Four turbofans power the KC-135 with a gross weight of up to 322,500 pounds. A cargo deck above the refueling facility can accommodate passengers and cargo. Depending on the fuel storage configuration, the KC-135 can carry up to 83,000 pounds of cargo.
Almost all of the internal fuel can be pumped through the flying boom, the KC-135's primary fuel transfer method. A crew member, known as the boom operator, is stationed in the rear of the aircraft and controls the boom during in-flight aerial refueling. A hose adapter (boom drogue adapter) can be attached to the rigid boom for refueling aircraft equipped with probes. Some aircraft have been configured with the multipoint refueling system, which consists of special pods mounted on the wingtips. These KC-135s can refuel two receiver aircraft simultaneously.
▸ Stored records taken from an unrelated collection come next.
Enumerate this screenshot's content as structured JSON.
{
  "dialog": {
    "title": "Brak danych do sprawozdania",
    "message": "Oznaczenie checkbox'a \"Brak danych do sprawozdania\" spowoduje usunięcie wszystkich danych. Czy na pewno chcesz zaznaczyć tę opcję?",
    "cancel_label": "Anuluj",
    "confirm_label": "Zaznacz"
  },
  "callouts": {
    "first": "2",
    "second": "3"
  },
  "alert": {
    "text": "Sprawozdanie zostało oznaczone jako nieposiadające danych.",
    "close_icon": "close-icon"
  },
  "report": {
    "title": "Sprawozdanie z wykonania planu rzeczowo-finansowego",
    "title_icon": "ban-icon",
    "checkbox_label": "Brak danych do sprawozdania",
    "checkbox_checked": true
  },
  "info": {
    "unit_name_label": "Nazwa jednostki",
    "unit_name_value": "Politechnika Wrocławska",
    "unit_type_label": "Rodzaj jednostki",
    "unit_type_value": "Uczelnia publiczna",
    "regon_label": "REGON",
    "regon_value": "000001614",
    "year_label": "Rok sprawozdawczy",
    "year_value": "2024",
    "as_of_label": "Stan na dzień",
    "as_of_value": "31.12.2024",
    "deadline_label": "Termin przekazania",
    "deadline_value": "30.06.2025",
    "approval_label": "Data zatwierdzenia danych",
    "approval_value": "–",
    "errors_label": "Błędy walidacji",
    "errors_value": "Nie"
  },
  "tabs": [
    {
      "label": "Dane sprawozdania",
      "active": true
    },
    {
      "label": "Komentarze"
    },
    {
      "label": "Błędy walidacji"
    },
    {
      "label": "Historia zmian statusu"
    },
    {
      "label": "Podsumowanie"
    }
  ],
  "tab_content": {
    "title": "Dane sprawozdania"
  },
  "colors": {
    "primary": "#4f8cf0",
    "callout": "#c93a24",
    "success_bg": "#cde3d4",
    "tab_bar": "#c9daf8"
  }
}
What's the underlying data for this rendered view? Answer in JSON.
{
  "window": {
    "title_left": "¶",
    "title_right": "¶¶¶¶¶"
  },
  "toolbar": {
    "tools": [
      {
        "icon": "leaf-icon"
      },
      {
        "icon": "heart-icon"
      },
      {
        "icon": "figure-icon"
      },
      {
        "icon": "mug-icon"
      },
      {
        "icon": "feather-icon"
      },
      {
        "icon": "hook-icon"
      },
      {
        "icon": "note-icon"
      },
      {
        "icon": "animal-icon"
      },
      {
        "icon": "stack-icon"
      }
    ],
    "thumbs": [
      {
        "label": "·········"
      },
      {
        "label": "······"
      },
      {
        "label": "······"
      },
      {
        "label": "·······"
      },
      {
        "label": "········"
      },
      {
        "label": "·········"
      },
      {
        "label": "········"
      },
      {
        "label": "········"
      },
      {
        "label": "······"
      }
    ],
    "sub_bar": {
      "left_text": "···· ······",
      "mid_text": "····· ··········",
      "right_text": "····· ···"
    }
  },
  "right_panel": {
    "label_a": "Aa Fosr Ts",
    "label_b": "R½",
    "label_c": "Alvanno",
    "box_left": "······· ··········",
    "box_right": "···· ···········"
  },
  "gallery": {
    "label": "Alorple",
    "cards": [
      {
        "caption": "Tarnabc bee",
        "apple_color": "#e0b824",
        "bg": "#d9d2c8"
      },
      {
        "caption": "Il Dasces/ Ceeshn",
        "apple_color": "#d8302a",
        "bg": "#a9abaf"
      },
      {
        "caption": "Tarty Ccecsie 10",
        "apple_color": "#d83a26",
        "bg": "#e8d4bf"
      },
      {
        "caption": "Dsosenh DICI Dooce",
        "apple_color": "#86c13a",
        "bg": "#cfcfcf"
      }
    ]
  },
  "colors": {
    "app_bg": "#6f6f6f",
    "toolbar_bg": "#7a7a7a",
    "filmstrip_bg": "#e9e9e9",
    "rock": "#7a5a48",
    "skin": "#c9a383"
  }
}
Boeing's 367-80 model was the basic design for the 707 commercial passenger aircraft as well as the KC-135A Stratotanker. Of the U.S. Air Force#s original 732 KC-135As, more than 417 were modified with new CFM-56 engines from CFM-International. The converted tanker, designated either KC-135R or KC-135T, can offload 50 percent more fuel, is 25 percent more fuel efficient, costs 25 percent less to operate and is 96 percent quieter than the KC-135A.
The KC-135R and KC-135T aircraft will continue to be upgraded throughout their life cycle to expand their capabilities and improve their reliability. These include improved communications, navigation, autopilot and surveillance equipment,.
|up to 146.285 kilogram